In the fall issue of Philanthropy, I have an article on groups that are modeling themselves on the Federalist Society in the areas of medicine, business, and national security. Here are the first three grafs:
Three years ago, a group of center-right academics and policy leaders gathered at Princeton University to discuss defense policy and foreign affairs. One presidential administration was coming to an end, and a new one, with different beliefs and commitments, was preparing to take power. Toward the end of their long day, after weighty panels on war and commerce, the participants turned to that familiar final-session topic: Where do we go from here?
“A bunch of the professors were saying that even though their faculties were dominated by liberals, the students were much more balanced in their views and many of them were open to conservative ideas,” says Gary Schmitt of the American Enterprise Institute. “It dawned on me that law school students faced a similar situation 30 years ago—and that a few of them did something about it.”

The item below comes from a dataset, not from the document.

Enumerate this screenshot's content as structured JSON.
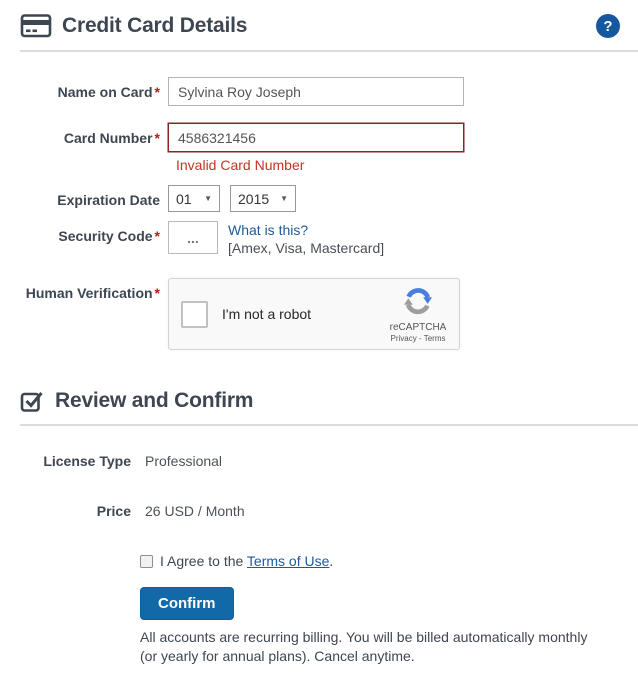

Schmitt made a suggestion. What about starting a brand-new organization, modeled on the law school approach, but devoted to international relations? “I just put the idea on the table and proposed that it was worth thinking about,” says Schmitt. “It’s one of the most successful organizations of its type.” He pauses. “You know,” he continues, “the Federalist Society.”